◆ Problem
A word-for-word reproduction of the data below is needed, with no pictures in it.

++++++++

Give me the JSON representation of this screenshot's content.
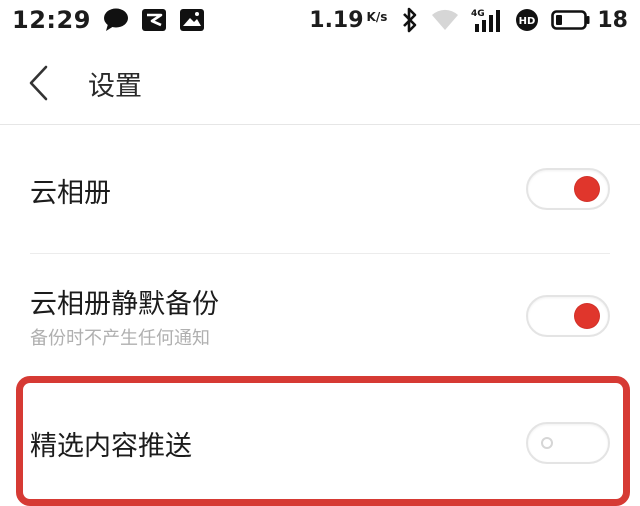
{
  "status_bar": {
    "time": "12:29",
    "speed_value": "1.19",
    "speed_unit": "K/s",
    "battery_percent": "18",
    "icons": [
      "message-icon",
      "app-icon",
      "image-icon",
      "bluetooth-icon",
      "wifi-icon",
      "signal-4g-icon",
      "hd-icon",
      "battery-icon"
    ],
    "network_label": "4G",
    "hd_label": "HD"
  },
  "header": {
    "title": "设置"
  },
  "settings": [
    {
      "label": "云相册",
      "subtitle": "",
      "enabled": true
    },
    {
      "label": "云相册静默备份",
      "subtitle": "备份时不产生任何通知",
      "enabled": true
    },
    {
      "label": "精选内容推送",
      "subtitle": "",
      "enabled": false
    }
  ],
  "colors": {
    "accent": "#e0362c",
    "highlight_border": "#d63a34",
    "subtitle": "#b0b0b0"
  }
}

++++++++

◆ Task answer
Give me the JSON representation of this screenshot's content.
{
  "status_bar": {
    "time": "12:29",
    "speed_value": "1.19",
    "speed_unit": "K/s",
    "battery_percent": "18",
    "icons": [
      "message-icon",
      "app-icon",
      "image-icon",
      "bluetooth-icon",
      "wifi-icon",
      "signal-4g-icon",
      "hd-icon",
      "battery-icon"
    ],
    "network_label": "4G",
    "hd_label": "HD"
  },
  "header": {
    "title": "设置"
  },
  "settings": [
    {
      "label": "云相册",
      "subtitle": "",
      "enabled": true
    },
    {
      "label": "云相册静默备份",
      "subtitle": "备份时不产生任何通知",
      "enabled": true
    },
    {
      "label": "精选内容推送",
      "subtitle": "",
      "enabled": false
    }
  ],
  "colors": {
    "accent": "#e0362c",
    "highlight_border": "#d63a34",
    "subtitle": "#b0b0b0"
  }
}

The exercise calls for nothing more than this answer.